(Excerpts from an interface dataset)
★ ★ ★ ★ ★
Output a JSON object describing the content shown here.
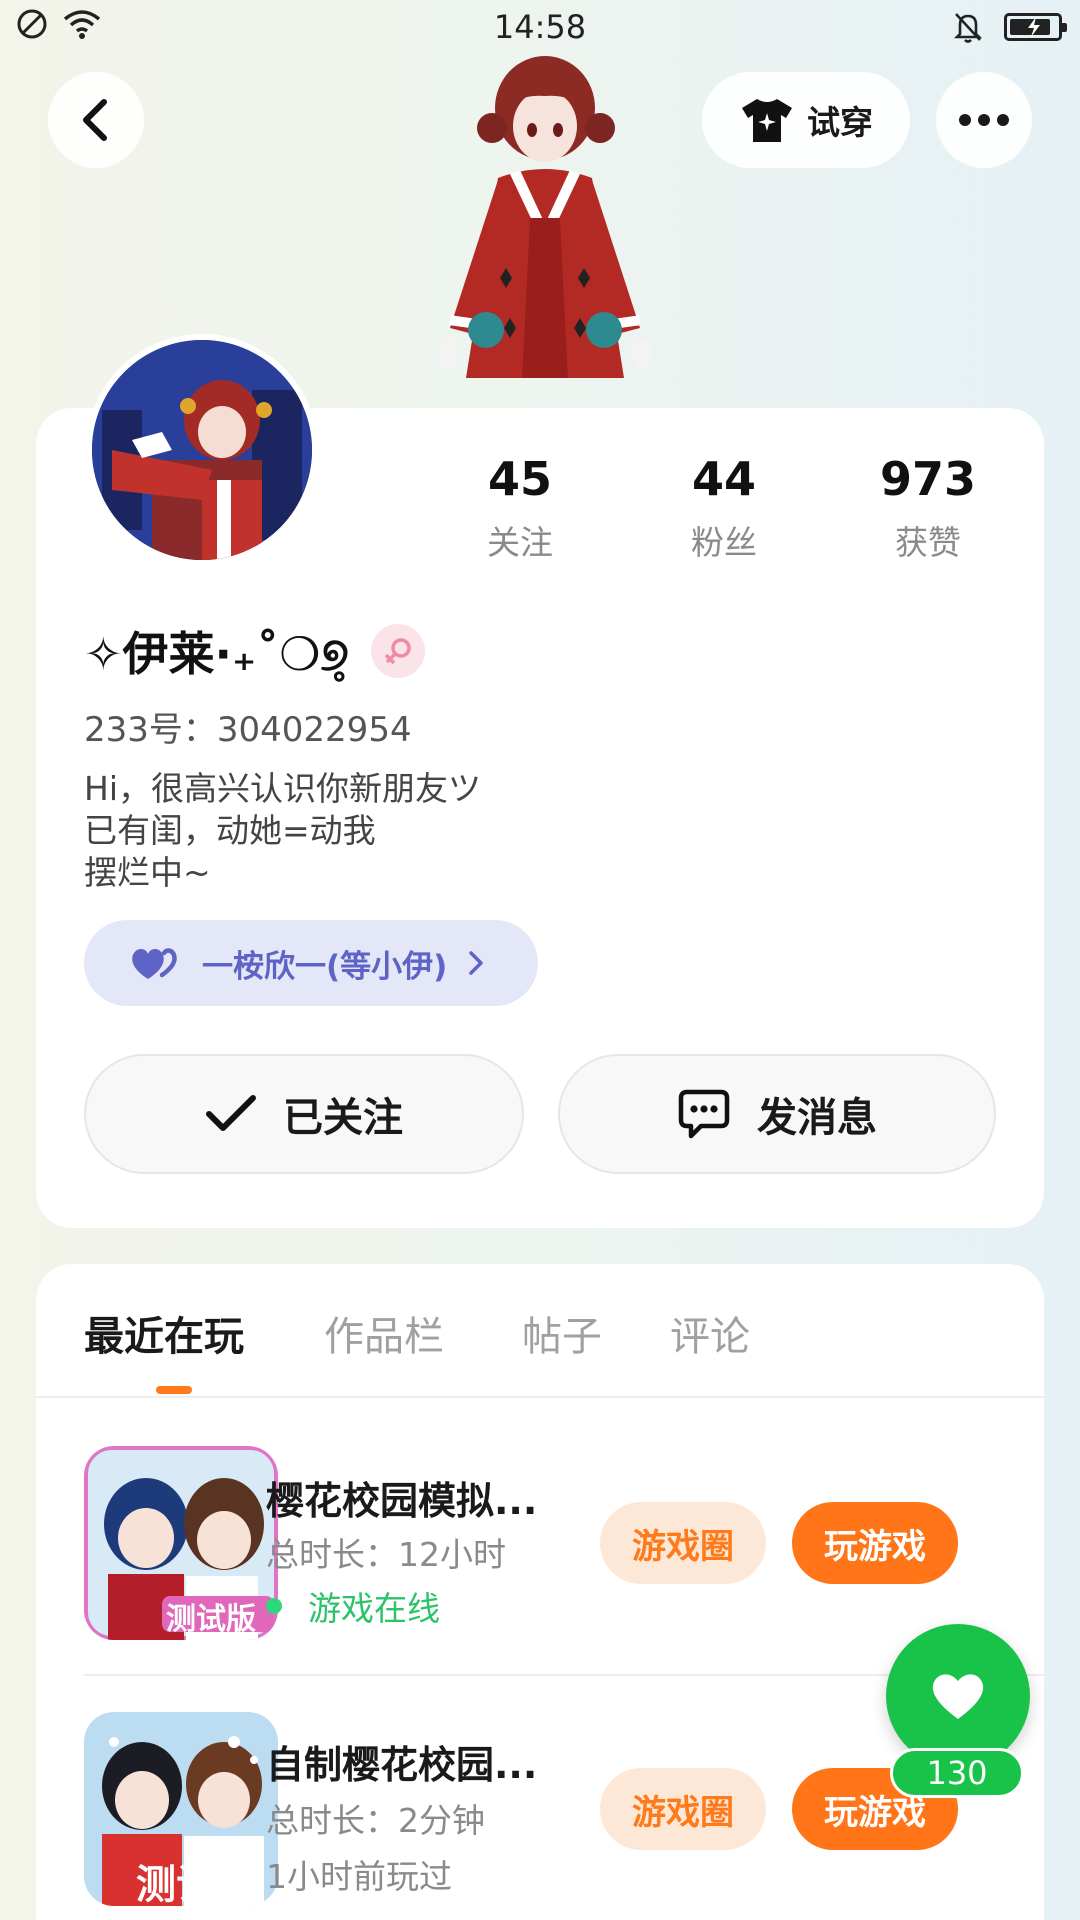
{
  "status_bar": {
    "time": "14:58",
    "icons": [
      "no-disturb-icon",
      "wifi-icon",
      "bell-off-icon",
      "battery-charging-icon"
    ]
  },
  "header": {
    "back_icon": "chevron-left-icon",
    "try_on_label": "试穿",
    "try_on_icon": "shirt-sparkle-icon",
    "more_icon": "more-dots-icon"
  },
  "profile": {
    "stats": [
      {
        "value": "45",
        "label": "关注"
      },
      {
        "value": "44",
        "label": "粉丝"
      },
      {
        "value": "973",
        "label": "获赞"
      }
    ],
    "nickname": "✧伊莱·₊˚❍୭̥",
    "gender_icon": "female-icon",
    "uid_text": "233号：304022954",
    "bio_lines": [
      "Hi，很高兴认识你新朋友ツ",
      "已有闺，动她=动我",
      "摆烂中~"
    ],
    "cp_label": "一桉欣一(等小伊)",
    "cp_icon": "double-heart-icon",
    "followed_label": "已关注",
    "message_label": "发消息"
  },
  "tabs": {
    "items": [
      "最近在玩",
      "作品栏",
      "帖子",
      "评论"
    ],
    "active_index": 0
  },
  "games": [
    {
      "title": "樱花校园模拟...",
      "duration": "总时长：12小时",
      "status": "游戏在线",
      "status_online": true,
      "circle_label": "游戏圈",
      "play_label": "玩游戏",
      "badge": "测试版"
    },
    {
      "title": "自制樱花校园...",
      "duration": "总时长：2分钟",
      "status": "1小时前玩过",
      "status_online": false,
      "circle_label": "游戏圈",
      "play_label": "玩游戏",
      "badge": "测试版"
    }
  ],
  "like_fab": {
    "count": "130",
    "icon": "heart-icon"
  },
  "colors": {
    "accent_orange": "#ff7518",
    "online_green": "#2cc36b",
    "fab_green": "#19c34a",
    "cp_purple": "#5e63c6"
  }
}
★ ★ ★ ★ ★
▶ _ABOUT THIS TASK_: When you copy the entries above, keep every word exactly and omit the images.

▶ _SOLUTION TO THIS TASK_:
Output a JSON object describing the content shown here.
{
  "status_bar": {
    "time": "14:58",
    "icons": [
      "no-disturb-icon",
      "wifi-icon",
      "bell-off-icon",
      "battery-charging-icon"
    ]
  },
  "header": {
    "back_icon": "chevron-left-icon",
    "try_on_label": "试穿",
    "try_on_icon": "shirt-sparkle-icon",
    "more_icon": "more-dots-icon"
  },
  "profile": {
    "stats": [
      {
        "value": "45",
        "label": "关注"
      },
      {
        "value": "44",
        "label": "粉丝"
      },
      {
        "value": "973",
        "label": "获赞"
      }
    ],
    "nickname": "✧伊莱·₊˚❍୭̥",
    "gender_icon": "female-icon",
    "uid_text": "233号：304022954",
    "bio_lines": [
      "Hi，很高兴认识你新朋友ツ",
      "已有闺，动她=动我",
      "摆烂中~"
    ],
    "cp_label": "一桉欣一(等小伊)",
    "cp_icon": "double-heart-icon",
    "followed_label": "已关注",
    "message_label": "发消息"
  },
  "tabs": {
    "items": [
      "最近在玩",
      "作品栏",
      "帖子",
      "评论"
    ],
    "active_index": 0
  },
  "games": [
    {
      "title": "樱花校园模拟...",
      "duration": "总时长：12小时",
      "status": "游戏在线",
      "status_online": true,
      "circle_label": "游戏圈",
      "play_label": "玩游戏",
      "badge": "测试版"
    },
    {
      "title": "自制樱花校园...",
      "duration": "总时长：2分钟",
      "status": "1小时前玩过",
      "status_online": false,
      "circle_label": "游戏圈",
      "play_label": "玩游戏",
      "badge": "测试版"
    }
  ],
  "like_fab": {
    "count": "130",
    "icon": "heart-icon"
  },
  "colors": {
    "accent_orange": "#ff7518",
    "online_green": "#2cc36b",
    "fab_green": "#19c34a",
    "cp_purple": "#5e63c6"
  }
}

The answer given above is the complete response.